There is always concern about making crap beer, but if you understand when you need perfect sanitation, and follow that, then you are not likely to make crap beer. If you also understand how important it is to keep your fermentation temps where they should be then you are very likely to make very good beer. If you also get the proper mix of ingredients and cook them just right, you are almost certainly going to make great beer.
Two of the three are identically essential for either extract or AG. The other is only slightly harder for one method.
Let's say you want to make an AG batch. Get Beersmith, or a recipe from some source, and buy the grains listed for that recipe. You can get them pre-crushed, or if you have a crusher, uncrushed and crush them at home.
Place the grains and the proper amount of water, at the proper temp (usually 150-156), into your Mash Tun (MLT), stir it up, and then let it sit for an hour.
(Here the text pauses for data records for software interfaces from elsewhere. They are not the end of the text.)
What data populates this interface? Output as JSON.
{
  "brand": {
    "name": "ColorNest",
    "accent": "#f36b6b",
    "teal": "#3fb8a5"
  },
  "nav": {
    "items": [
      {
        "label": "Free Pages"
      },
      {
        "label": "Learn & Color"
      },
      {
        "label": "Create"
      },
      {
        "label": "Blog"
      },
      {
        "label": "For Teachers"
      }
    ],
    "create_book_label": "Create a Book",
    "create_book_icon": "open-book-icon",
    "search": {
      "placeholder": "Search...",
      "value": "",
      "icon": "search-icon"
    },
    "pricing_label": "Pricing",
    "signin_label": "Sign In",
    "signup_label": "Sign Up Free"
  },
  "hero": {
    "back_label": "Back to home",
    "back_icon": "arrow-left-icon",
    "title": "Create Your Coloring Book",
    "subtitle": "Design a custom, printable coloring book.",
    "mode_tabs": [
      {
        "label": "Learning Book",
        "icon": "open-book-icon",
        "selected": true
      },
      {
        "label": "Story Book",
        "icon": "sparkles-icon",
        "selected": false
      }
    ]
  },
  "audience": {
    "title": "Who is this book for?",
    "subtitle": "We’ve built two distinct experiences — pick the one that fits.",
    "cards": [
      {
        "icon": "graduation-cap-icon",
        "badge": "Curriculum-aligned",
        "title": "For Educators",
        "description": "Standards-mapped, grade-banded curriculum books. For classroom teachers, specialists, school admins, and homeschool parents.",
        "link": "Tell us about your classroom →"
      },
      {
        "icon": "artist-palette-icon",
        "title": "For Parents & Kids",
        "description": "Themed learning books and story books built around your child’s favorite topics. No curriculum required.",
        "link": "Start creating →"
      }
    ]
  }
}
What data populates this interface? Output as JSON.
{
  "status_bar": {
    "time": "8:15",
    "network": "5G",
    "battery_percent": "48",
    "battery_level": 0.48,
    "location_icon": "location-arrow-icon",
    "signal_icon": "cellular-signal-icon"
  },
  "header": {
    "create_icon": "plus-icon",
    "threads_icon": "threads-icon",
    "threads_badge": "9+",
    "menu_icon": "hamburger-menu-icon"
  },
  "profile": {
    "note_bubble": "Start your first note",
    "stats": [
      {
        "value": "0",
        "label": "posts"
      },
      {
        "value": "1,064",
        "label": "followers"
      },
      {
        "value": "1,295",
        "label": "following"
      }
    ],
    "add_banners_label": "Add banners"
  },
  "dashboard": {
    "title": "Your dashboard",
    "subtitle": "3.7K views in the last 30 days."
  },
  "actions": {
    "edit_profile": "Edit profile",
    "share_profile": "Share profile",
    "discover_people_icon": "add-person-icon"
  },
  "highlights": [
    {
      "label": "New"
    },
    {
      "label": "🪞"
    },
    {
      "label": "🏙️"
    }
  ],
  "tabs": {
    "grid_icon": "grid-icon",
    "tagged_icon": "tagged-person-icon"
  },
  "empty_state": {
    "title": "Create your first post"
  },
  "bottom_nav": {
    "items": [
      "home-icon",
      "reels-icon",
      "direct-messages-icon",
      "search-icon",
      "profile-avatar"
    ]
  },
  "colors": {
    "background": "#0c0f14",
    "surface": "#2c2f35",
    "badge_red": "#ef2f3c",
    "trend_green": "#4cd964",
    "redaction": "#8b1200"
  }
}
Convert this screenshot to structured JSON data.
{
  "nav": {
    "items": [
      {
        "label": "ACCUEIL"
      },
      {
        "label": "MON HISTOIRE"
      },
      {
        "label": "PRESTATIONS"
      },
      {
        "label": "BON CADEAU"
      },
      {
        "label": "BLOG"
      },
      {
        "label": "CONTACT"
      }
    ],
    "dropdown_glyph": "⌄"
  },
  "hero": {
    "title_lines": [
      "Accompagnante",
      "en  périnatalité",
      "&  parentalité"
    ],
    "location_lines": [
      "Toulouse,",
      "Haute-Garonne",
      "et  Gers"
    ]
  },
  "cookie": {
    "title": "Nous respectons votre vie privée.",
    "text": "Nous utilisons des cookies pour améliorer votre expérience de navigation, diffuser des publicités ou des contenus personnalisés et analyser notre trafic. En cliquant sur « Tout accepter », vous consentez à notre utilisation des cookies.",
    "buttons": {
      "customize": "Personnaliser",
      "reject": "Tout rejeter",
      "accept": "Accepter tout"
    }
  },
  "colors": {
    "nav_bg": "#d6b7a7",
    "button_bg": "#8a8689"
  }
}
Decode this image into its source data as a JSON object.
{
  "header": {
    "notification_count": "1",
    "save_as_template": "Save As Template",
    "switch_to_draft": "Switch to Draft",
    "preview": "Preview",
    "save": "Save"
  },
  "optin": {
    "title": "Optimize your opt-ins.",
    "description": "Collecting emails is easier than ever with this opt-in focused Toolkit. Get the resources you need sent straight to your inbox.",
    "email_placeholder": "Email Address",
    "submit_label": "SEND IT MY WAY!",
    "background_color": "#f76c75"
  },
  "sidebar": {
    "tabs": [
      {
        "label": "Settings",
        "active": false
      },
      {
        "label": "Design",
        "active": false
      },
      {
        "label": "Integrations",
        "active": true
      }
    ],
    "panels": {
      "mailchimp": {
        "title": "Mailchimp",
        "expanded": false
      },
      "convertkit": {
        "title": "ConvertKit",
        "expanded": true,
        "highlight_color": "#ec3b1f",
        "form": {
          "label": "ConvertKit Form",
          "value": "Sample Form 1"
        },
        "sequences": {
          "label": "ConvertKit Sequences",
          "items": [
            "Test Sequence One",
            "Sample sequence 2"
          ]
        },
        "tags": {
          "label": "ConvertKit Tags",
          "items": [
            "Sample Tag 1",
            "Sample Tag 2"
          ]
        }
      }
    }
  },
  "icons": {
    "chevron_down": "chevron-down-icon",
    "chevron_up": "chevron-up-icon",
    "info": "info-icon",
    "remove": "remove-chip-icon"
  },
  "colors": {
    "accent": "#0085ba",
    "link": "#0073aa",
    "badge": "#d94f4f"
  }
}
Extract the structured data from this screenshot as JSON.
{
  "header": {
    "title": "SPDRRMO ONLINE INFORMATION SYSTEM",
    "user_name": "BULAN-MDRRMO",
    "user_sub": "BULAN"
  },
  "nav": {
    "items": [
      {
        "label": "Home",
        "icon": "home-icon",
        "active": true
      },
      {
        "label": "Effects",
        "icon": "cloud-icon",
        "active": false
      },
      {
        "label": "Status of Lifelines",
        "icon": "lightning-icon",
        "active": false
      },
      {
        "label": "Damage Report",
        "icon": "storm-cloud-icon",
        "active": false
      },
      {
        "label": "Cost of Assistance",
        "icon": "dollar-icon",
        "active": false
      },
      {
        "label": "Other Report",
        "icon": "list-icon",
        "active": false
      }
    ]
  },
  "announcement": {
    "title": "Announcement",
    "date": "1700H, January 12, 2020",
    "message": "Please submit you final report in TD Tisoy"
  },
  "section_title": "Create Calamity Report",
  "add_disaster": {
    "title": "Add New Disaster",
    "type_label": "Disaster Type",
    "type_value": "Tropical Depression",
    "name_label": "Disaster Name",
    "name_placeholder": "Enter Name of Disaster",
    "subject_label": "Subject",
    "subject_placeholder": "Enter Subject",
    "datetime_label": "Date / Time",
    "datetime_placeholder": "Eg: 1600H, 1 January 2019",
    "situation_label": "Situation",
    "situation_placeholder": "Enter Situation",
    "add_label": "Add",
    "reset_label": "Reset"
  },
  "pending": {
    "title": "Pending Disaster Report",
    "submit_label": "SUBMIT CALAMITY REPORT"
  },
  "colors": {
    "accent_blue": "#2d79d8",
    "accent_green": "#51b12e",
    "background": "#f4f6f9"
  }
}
Pour a quart or two out through the spigot into a vessel, until it starts to run clear, then move the hose into the boil kettle. Carefully pour the wort collected in the small vessel back into the top of the MLT so as to not disturb the grain bed.
When the MLT is drained, add some more water at about 170F and stir it up again. Repeat the drain procedure after about 10 minutes. This rinses the sugars from the grain.
Some people rinse twice.
That's it. Now you have wort in the boil kettle, ready to boil and add hops. The trick is knowing how much grain and water and of course what temp the water has to be to get the mash temp, because it will lose a few degrees when you put it in the MLT and mix with grain. Beersmith will calculate this for you, or you can do it on paper.
This method is called Batch Sparging, and is somewhat easier to start with. Fly sparging is similar, but requires you to add water carefully into the MLT while draining, so that the level of water above the grains stays constant. With the right equipment and experience, many people think it's easier than batch sparging.